The COVID-19 pandemic put a spotlight on the importance of learning and development (L&D), not to mention the importance of doing it right. Now, as companies are emerging from the pandemic and bringing employees back into the office, L&D professionals are uniquely positioned to help businesses tackle virtually any challenge, since they’ve already done it successfully for the past 18 months.
As most companies discovered abruptly in 2020, the only constant is change. And L&D was at the forefront in ensuring those changes succeed. According to a Fosway survey, 94% of companies changed their L&D strategies in response to the pandemic. Nearly three-quarters of surveyed companies saw an increase in demand for digital learning, with video, curated content, mobile and microlearning offering the most effective support during that time.
The demand for digital learning won’t end as the pandemic subsides. Brandon Hall Group’s “COVID-19: Impact on Workplace Practices 2021” study projects that there will be a 51% increase in use of digital learning in the workplace going forward. And 44% of companies plan to purchase or upgrade their learning technology due to business needs directly related to the pandemic. This demand will create new opportunities for L&D to lead the way in shaping the modern workforce, according to LinkedIn’s 2022 Workplace Learning Report.
L&D played a major role in survival during the first few months of the global shutdown in 2020, helping to drive the communication, transparency and agility needed to navigate the constantly changing environment. As L&D proved its worth in helping companies not only survive, but thrive, at a time when less prepared organizations struggled, the C-suite gained a strong appreciation for the value of learning and the real-time impact it can have on business.
The key for L&D success post-pandemic is to align with overall business objectives to create content and deliver programs that prepare employees for whatever the future holds. To do so, you’ll need to:
- Make sure you have a flexible learning content authoring tool that enables you to collaborate with subject matter experts (SMEs) across your company.
- Create engaging interactive content in a variety of formats.
- Distribute that content so any employee on any device can access the knowledge they need.
Digital Learning is the Key

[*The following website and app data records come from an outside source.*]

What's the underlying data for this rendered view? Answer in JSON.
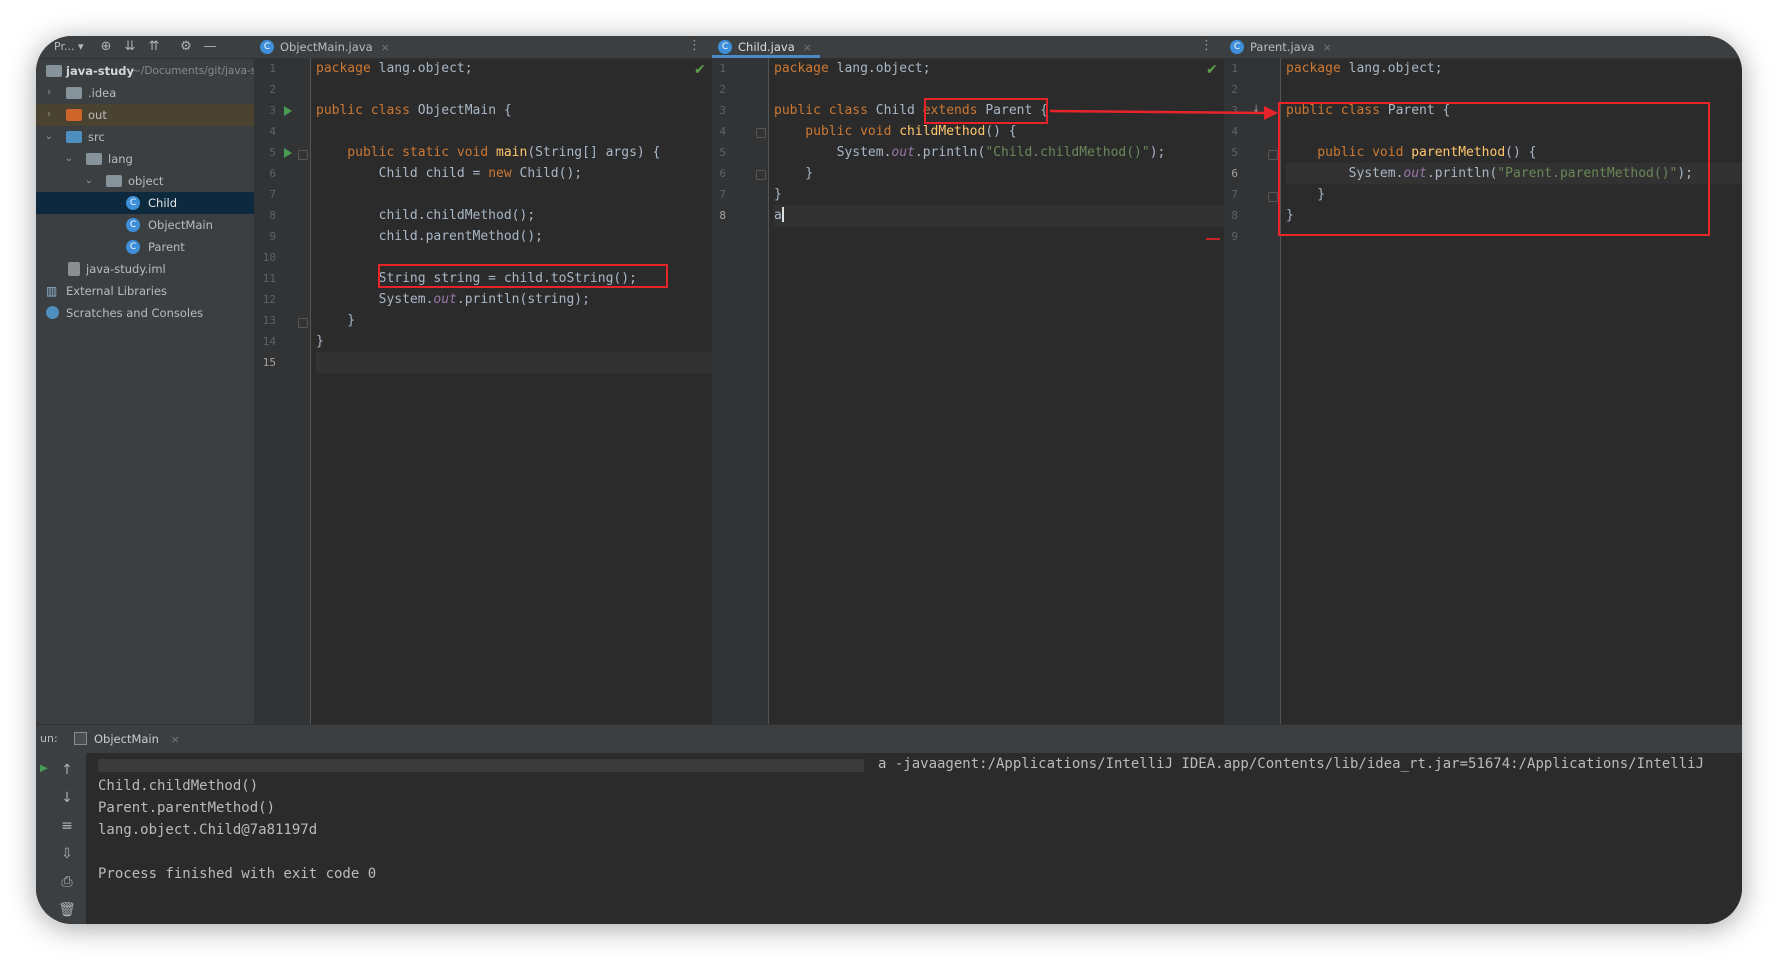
{
  "project": {
    "title": "Pr...",
    "items": [
      {
        "label": "java-study",
        "path": "~/Documents/git/java-study"
      },
      {
        "label": ".idea"
      },
      {
        "label": "out"
      },
      {
        "label": "src"
      },
      {
        "label": "lang"
      },
      {
        "label": "object"
      },
      {
        "label": "Child"
      },
      {
        "label": "ObjectMain"
      },
      {
        "label": "Parent"
      },
      {
        "label": "java-study.iml"
      },
      {
        "label": "External Libraries"
      },
      {
        "label": "Scratches and Consoles"
      }
    ]
  },
  "editors": {
    "objectmain": {
      "tab": "ObjectMain.java",
      "lines": [
        "1",
        "2",
        "3",
        "4",
        "5",
        "6",
        "7",
        "8",
        "9",
        "10",
        "11",
        "12",
        "13",
        "14",
        "15"
      ],
      "code": {
        "l1": [
          "package",
          " lang.object;"
        ],
        "l3": [
          "public class",
          " ObjectMain {"
        ],
        "l5": [
          "    public static void",
          " ",
          "main",
          "(String[] args) {"
        ],
        "l6": [
          "        Child child = ",
          "new",
          " Child();"
        ],
        "l8": [
          "        child.childMethod();"
        ],
        "l9": [
          "        child.parentMethod();"
        ],
        "l11": [
          "        String string = child.toString();"
        ],
        "l12": [
          "        System.",
          "out",
          ".println(string);"
        ],
        "l13": [
          "    }"
        ],
        "l14": [
          "}"
        ]
      }
    },
    "child": {
      "tab": "Child.java",
      "lines": [
        "1",
        "2",
        "3",
        "4",
        "5",
        "6",
        "7",
        "8"
      ],
      "code": {
        "l1": [
          "package",
          " lang.object;"
        ],
        "l3a": [
          "public class",
          " Child "
        ],
        "l3b": [
          "extends",
          " Parent"
        ],
        "l3c": [
          " {"
        ],
        "l4": [
          "    public void",
          " ",
          "childMethod",
          "() {"
        ],
        "l5": [
          "        System.",
          "out",
          ".println(",
          "\"Child.childMethod()\"",
          ");"
        ],
        "l6": [
          "    }"
        ],
        "l7": [
          "}"
        ],
        "l8": [
          "a"
        ]
      }
    },
    "parent": {
      "tab": "Parent.java",
      "lines": [
        "1",
        "2",
        "3",
        "4",
        "5",
        "6",
        "7",
        "8",
        "9"
      ],
      "code": {
        "l1": [
          "package",
          " lang.object;"
        ],
        "l3": [
          "public class",
          " Parent {"
        ],
        "l5": [
          "    public void",
          " ",
          "parentMethod",
          "() {"
        ],
        "l6": [
          "        System.",
          "out",
          ".println(",
          "\"Parent.parentMethod()\"",
          ");"
        ],
        "l7": [
          "    }"
        ],
        "l8": [
          "}"
        ]
      }
    }
  },
  "run": {
    "label": "un:",
    "tab": "ObjectMain",
    "command": "a -javaagent:/Applications/IntelliJ IDEA.app/Contents/lib/idea_rt.jar=51674:/Applications/IntelliJ",
    "output": [
      "Child.childMethod()",
      "Parent.parentMethod()",
      "lang.object.Child@7a81197d",
      "",
      "Process finished with exit code 0"
    ]
  },
  "colors": {
    "keyword": "#cc7832",
    "function": "#ffc66d",
    "string": "#6a8759",
    "static_field": "#9876aa",
    "annotation": "#e8242b"
  },
  "icons": [
    "gear-icon",
    "locate-icon",
    "expand-all-icon",
    "collapse-all-icon",
    "minimize-icon",
    "run-gutter-icon",
    "check-icon",
    "arrow-up-icon",
    "arrow-down-icon",
    "soft-wrap-icon",
    "scroll-to-end-icon",
    "print-icon",
    "trash-icon"
  ]
}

Even though many L&D organizations had been considering digital transformations, the pandemic hastened the transition. In fact, many digital transformation efforts were compressed from years to months. Yet, there is still a gap in the digital people experience at most companies. Most companies have spent years focusing on the digital transformation of their operational systems and customer experience, but their employees are still training and learning using paper binders, older learning management systems (LMSs) and trying to find content across multiple Sharepoint sites. Teams that were able to shift on a dime and deliver critical learning remotely discovered firsthand how important it is to have a modern digital training and knowledge platform that enables their employees to learn at work speed.
Now, as companies begin to recover, they’ve embraced the fact that employees can work remotely and be productive while they’re doing it. That means digital learning is here to stay. Paper-based manuals, in-person instructor-led training (ILT) and on-site training will no longer be the predominant methods for ensuring that employees stay current on the latest processes and rules. Interestingly, the LinkedIn report notes that 73% expect to spend less on ILT and 79% expect to spend more on online learning.

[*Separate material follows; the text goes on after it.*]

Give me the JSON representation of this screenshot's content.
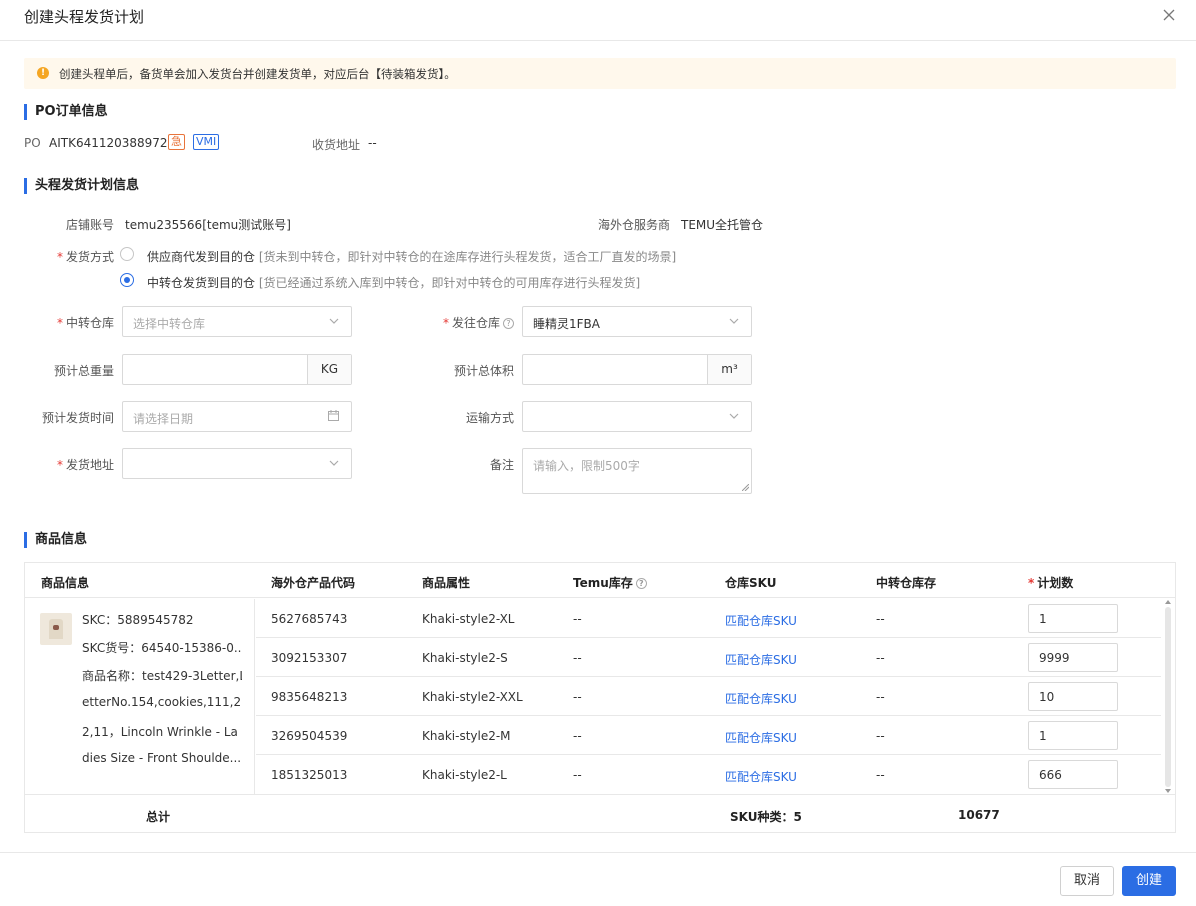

To highlight the digital people experience gap, according to the Brandon Hall Group’s study, more than three-quarters of companies say business leaders would rate learning a four or five on a five-point scale of importance to the organization. Yet, less than one-half of companies rate themselves a four or five on a five-point scale of how integral learning is to the organization’s culture. 45% of L&D professionals are constantly looking for ways to quantify the value of their programs, and now it is more than important than ever. With employees working remotely, L&D teams had to keep their fingers on the pulse of employee opinions and preferences about learning, then respond to their feedback and deliver what they needed. Learning and training leaders and their teams have a unique opportunity to finally be seen as mission critical leaders in their organizations.

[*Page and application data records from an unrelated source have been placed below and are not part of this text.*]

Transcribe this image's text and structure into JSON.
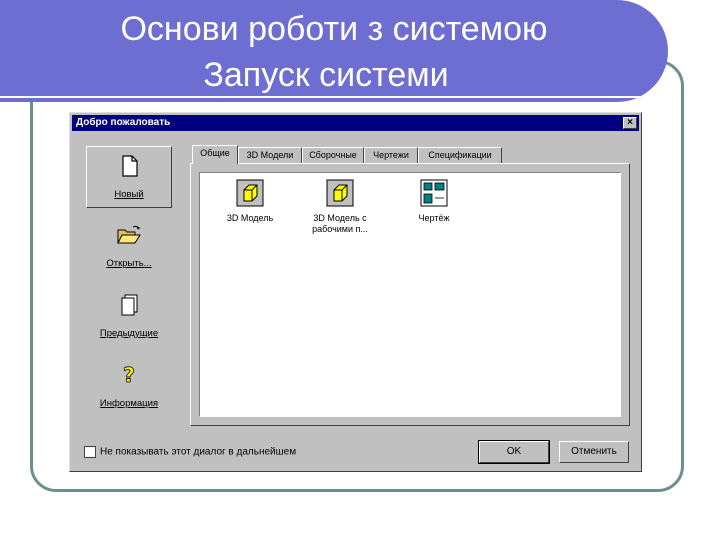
{
  "slide": {
    "title_line1": "Основи роботи з системою",
    "title_line2": "Запуск системи",
    "colors": {
      "title_bg": "#6e6ed2",
      "frame": "#6d8f8f"
    }
  },
  "dialog": {
    "caption": "Добро пожаловать",
    "close_label": "×",
    "left_nav": [
      {
        "label": "Новый",
        "icon": "new-document-icon",
        "active": true
      },
      {
        "label": "Открыть...",
        "icon": "open-folder-icon"
      },
      {
        "label": "Предыдущие",
        "icon": "previous-documents-icon"
      },
      {
        "label": "Информация",
        "icon": "help-question-icon"
      }
    ],
    "tabs": [
      "Общие",
      "3D Модели",
      "Сборочные",
      "Чертежи",
      "Спецификации"
    ],
    "active_tab": "Общие",
    "templates": [
      {
        "line1": "3D Модель",
        "line2": "",
        "icon": "3d-model-cube-icon"
      },
      {
        "line1": "3D Модель с",
        "line2": "рабочими п...",
        "icon": "3d-model-cube-icon"
      },
      {
        "line1": "Чертёж",
        "line2": "",
        "icon": "drawing-icon"
      }
    ],
    "checkbox_label": "Не показывать этот диалог в дальнейшем",
    "ok_label": "OK",
    "cancel_label": "Отменить",
    "colors": {
      "caption_bg": "#000080",
      "face": "#c0c0c0",
      "cube": "#ffff00"
    }
  }
}
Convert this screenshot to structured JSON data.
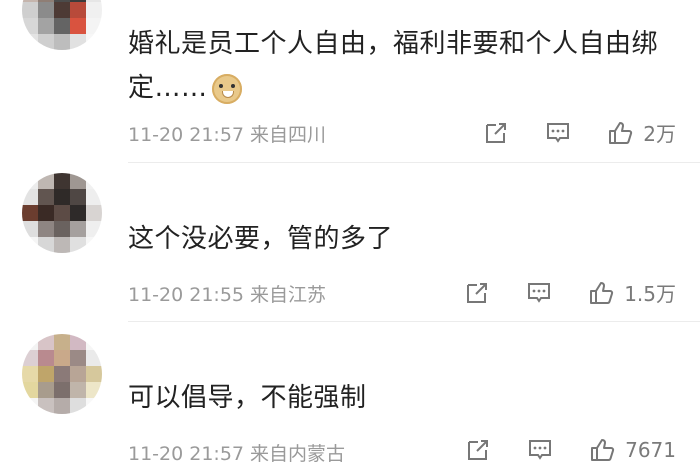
{
  "comments": [
    {
      "text_line1": "婚礼是员工个人自由，福利非要和个人自由绑",
      "text_line2": "定……",
      "emoji": "doge-emoji",
      "meta": "11-20 21:57 来自四川",
      "likes": "2万"
    },
    {
      "text_line1": "这个没必要，管的多了",
      "meta": "11-20 21:55 来自江苏",
      "likes": "1.5万"
    },
    {
      "text_line1": "可以倡导，不能强制",
      "meta": "11-20 21:57 来自内蒙古",
      "likes": "7671"
    }
  ],
  "icons": {
    "forward": "share-forward-icon",
    "comment": "comment-bubble-icon",
    "like": "thumbs-up-icon"
  },
  "colors": {
    "text": "#222222",
    "meta": "#9a9a9a",
    "icon": "#7a7a7a",
    "divider": "#ececec"
  }
}
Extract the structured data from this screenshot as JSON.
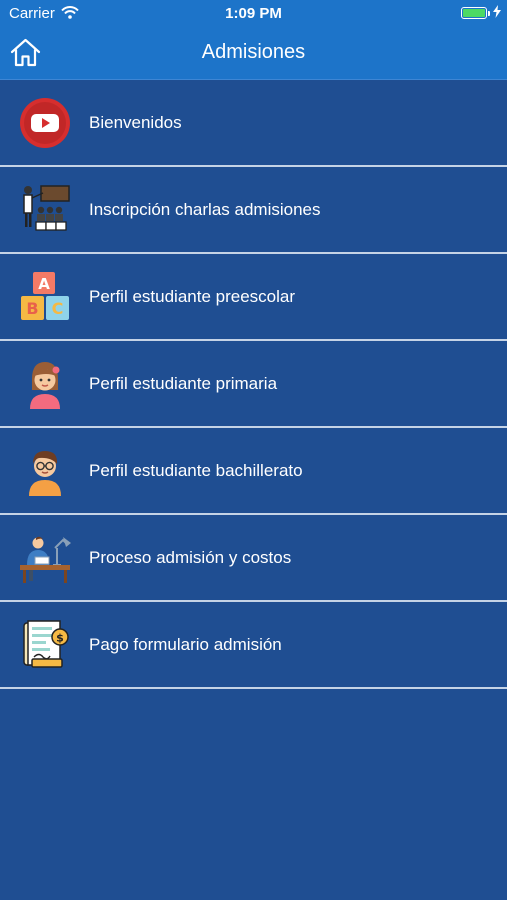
{
  "status_bar": {
    "carrier": "Carrier",
    "time": "1:09 PM",
    "wifi_icon": "wifi-icon",
    "battery_icon": "battery-icon",
    "battery_color": "#4cd964"
  },
  "nav_bar": {
    "title": "Admisiones",
    "home_icon": "home-icon",
    "background": "#1d74c9"
  },
  "menu": {
    "items": [
      {
        "label": "Bienvenidos",
        "icon": "youtube-play-icon"
      },
      {
        "label": "Inscripción charlas admisiones",
        "icon": "presentation-audience-icon"
      },
      {
        "label": "Perfil estudiante preescolar",
        "icon": "abc-blocks-icon"
      },
      {
        "label": "Perfil estudiante primaria",
        "icon": "girl-student-icon"
      },
      {
        "label": "Perfil estudiante bachillerato",
        "icon": "boy-student-icon"
      },
      {
        "label": "Proceso admisión y costos",
        "icon": "desk-study-icon"
      },
      {
        "label": "Pago formulario admisión",
        "icon": "payment-form-icon"
      }
    ]
  },
  "colors": {
    "background": "#1f4e92",
    "divider": "#c5d3e6"
  }
}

Savvy L&D organizations are now adding employee surveys to measure the value of their digital learning programs. By gathering data, L&D professionals can align the value of learning programs to business objectives, and that is when C-level executives perk up. Having powerful tools like checklists and surveys that enable greater visibility into that data is key.
They are also finding new ways to tie learning, training and knowledge directly to improvement in business performance such as reduced costs, better customer satisfaction, increased revenues and better operational efficiency. Finally, they are focusing more on tracking and proving their return on investment (ROI) from reputable learning systems and platforms.
Having proven their value during the pandemic, L&D professionals can continue to evolve their vital roles, leading employees and their companies, through a successful recovery and beyond.